Produced by Joshua Fisher
It’s hard to imagine in these days of smartphones, iPads, and Google Glass that something called the Y2K bug threatened to topple technology, upset the economy and wreak general havoc at the close of the 20th century. But it did. Survivalists bunkered down. Preachers predicted the apocalypse. And ordinary folks wondered if any of it was real.
Was it? Was the Y2K bug a genuine threat – or just a hoax? And what did it all mean? To get some answers, Retro Report tracked down key players in this millennium drama – like Paul Saffo, a technology forecaster, author and consultant who first alerted his clients to the Y2K issue in the mid-1980s; and John Koskinen, the government’s Y2K czar, who directed the battle against the bug. They provide a riveting look at the problems then – and the implications now. We better get our ducks in a row because the 2038 bug is coming our way (maybe).
More Like This
Power Line Fears
News media coverage in the 1980s and early 1990s fueled fears of a national cancer epidemic caused by power lines and generated a debate that still lingers today.
Machine trains self to beat humans at world's hardest game
Future of Work
A remote Oregon mountainside offers a window into the workplace of the future.
Blackout: Understanding the US Power Grid's Vulnerability from the 2004 Failure
In 2003, a blackout crippled areas of the U.S. and Canada, leaving some 50 million people in the dark.

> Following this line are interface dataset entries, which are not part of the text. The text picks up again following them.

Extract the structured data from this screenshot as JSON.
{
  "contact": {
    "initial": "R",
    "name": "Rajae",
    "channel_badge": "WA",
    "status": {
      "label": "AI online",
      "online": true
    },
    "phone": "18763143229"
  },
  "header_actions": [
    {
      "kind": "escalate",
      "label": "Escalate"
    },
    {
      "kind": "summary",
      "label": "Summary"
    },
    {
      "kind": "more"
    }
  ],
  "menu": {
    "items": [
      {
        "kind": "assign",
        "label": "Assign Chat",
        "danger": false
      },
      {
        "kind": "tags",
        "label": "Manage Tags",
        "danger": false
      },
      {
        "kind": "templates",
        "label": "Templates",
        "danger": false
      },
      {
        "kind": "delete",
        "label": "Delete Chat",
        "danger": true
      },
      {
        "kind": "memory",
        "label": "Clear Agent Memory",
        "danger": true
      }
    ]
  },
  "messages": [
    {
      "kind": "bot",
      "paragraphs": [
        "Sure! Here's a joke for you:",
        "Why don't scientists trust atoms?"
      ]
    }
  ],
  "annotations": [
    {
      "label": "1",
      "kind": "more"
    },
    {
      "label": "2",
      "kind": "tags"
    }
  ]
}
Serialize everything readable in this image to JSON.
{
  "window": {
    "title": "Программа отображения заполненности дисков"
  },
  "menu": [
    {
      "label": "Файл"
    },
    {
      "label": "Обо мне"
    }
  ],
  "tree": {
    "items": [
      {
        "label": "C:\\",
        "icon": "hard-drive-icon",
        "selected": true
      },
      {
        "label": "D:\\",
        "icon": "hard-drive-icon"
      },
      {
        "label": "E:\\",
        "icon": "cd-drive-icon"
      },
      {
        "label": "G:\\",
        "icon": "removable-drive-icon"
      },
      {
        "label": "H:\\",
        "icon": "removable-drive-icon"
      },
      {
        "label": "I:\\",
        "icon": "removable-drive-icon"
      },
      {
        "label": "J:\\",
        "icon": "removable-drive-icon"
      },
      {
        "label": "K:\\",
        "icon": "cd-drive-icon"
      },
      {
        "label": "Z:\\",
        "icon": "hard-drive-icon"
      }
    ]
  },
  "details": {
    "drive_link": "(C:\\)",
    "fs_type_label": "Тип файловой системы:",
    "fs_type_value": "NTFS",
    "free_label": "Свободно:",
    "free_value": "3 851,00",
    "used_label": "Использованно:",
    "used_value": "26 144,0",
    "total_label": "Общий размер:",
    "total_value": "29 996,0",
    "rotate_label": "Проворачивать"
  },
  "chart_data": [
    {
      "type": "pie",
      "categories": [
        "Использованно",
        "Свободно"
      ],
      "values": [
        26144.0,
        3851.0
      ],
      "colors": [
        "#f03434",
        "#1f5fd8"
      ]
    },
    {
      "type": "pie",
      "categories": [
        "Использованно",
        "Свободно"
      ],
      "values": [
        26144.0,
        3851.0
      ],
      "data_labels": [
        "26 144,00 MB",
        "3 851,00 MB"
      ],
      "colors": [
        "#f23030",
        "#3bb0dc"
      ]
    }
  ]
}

Ten years later, we are still grappling with concerns over the vulnerability of our power grid.